    If you think you can, you could always position your product as an alternative for emerging markets where the other product is comparatively too expensive.

    This is a common strategy that many successful businesses have used.

    1. 1

      Their enterprise plan costs around $15 user/month.

      No much support included in the base plan.

      You are right, targeting the emerging markets may be a good strategy.

  12. 1

    It would make sense if you are going to stick with it for years to come. I think making the product whether 3 months or 6, would be half the battle. Marketing it each and every day for the next few years to get new signups / traffic, while burning up your savings at least in the start, and outdoing them on marketing would be the bigger deciding factor of your success in the long run imo.

  13. 1

    Yes and no...

    For example, Portabella is Trello/Asana/Jira but in the niche for privacy conscious teams/individuals.

    Block Hooks is just Infura but for the Celo ecosystem.

    Maybe share the name of this project you're looking to copy?

  14. 1

    I don't thinking copying the exact same with do much. You need to innovate some functionality at the very least.

    For instance- I built a free to use productivity tool called Brutask recently.

    Although Asana is highly popular in this space and its paid as compared to my free tool, it would have made no sense to simply replicate their product. That's why I went completely minimalistic and niched down in to To-Do list category only. In this way, not only am I targeting a certain category of users but also innovating the idea simultaneously.

    Furthermore, I think it also depends on your product and the industry you are aiming. The details you have provided are pretty less to pass on any judgement for that matter.

  15. 1

    Though price is an important factor, another route you can go is serving a very specific type of user. The $50M company is probably targeting a broad audience, you can go after a subset of their broad audience, making you the go-to tool for that segment. So not only you become the specialist for the segment, your price is also more affordable.

  16. 0

    You haven't told us much about the business, so I'm assuming you're right that:

    1.) a lower price is enough to lure their customers to change providers
    2.) you are able to offer the same service for low enough cost to incentivize customers to switch.

    Even if both of those are true, what is stopping someone else (maybe the original company) from lowering their costs to match or beat yours? Maybe their costs are already that low, and they're just enjoying a lot of margin right now.

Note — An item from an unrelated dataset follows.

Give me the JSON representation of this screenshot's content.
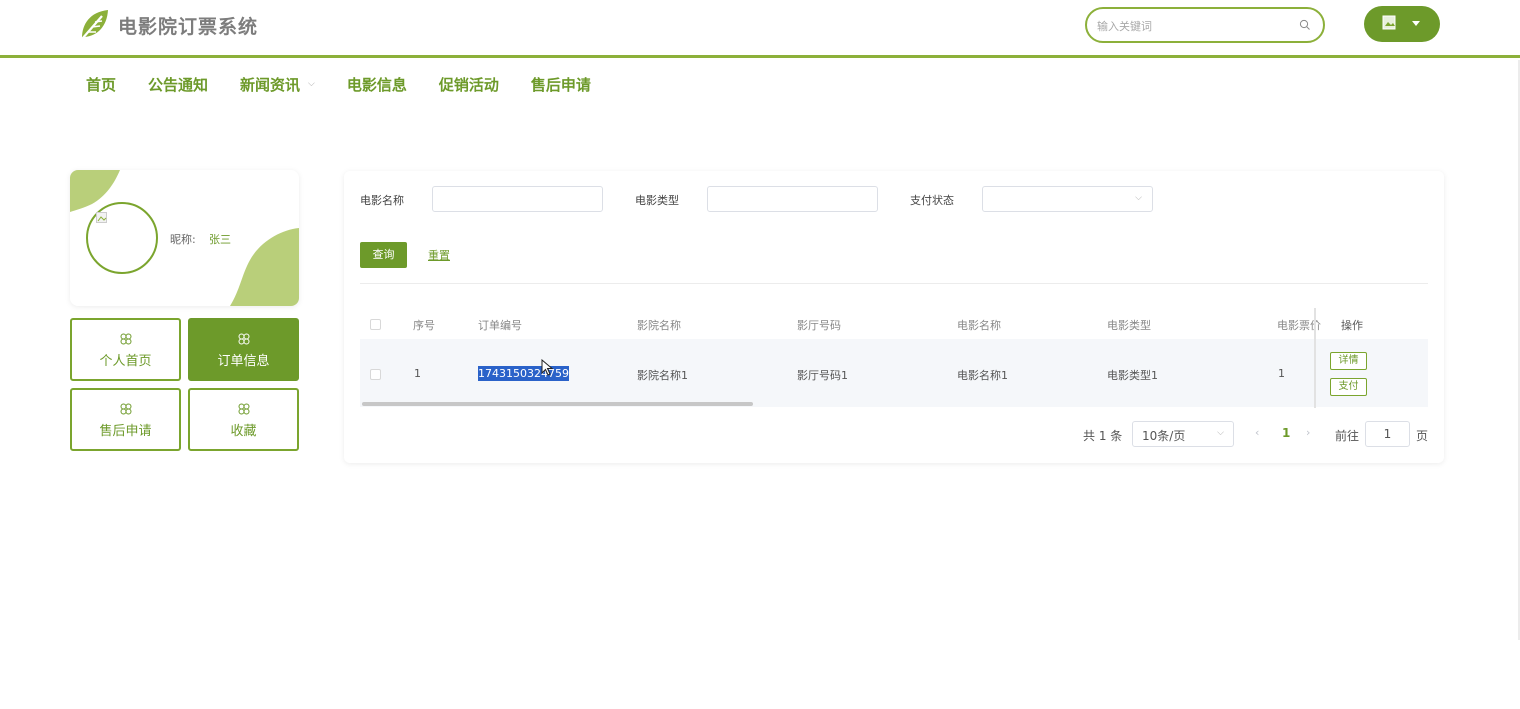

    If you don't have an unfair advantage on costs, then neither of you have a defensible business. You'll both just keep lowering prices until there's no margin left and someone has to give up, which doesn't sound very fun to me.

  17. 1

    This comment was deleted a month ago.

    1. 1

      Nope, it isn’t same.

      You wouldn’t use Twitter replica because nobody is there(network effect)

      This is a service, not a social network.

Recommended Posts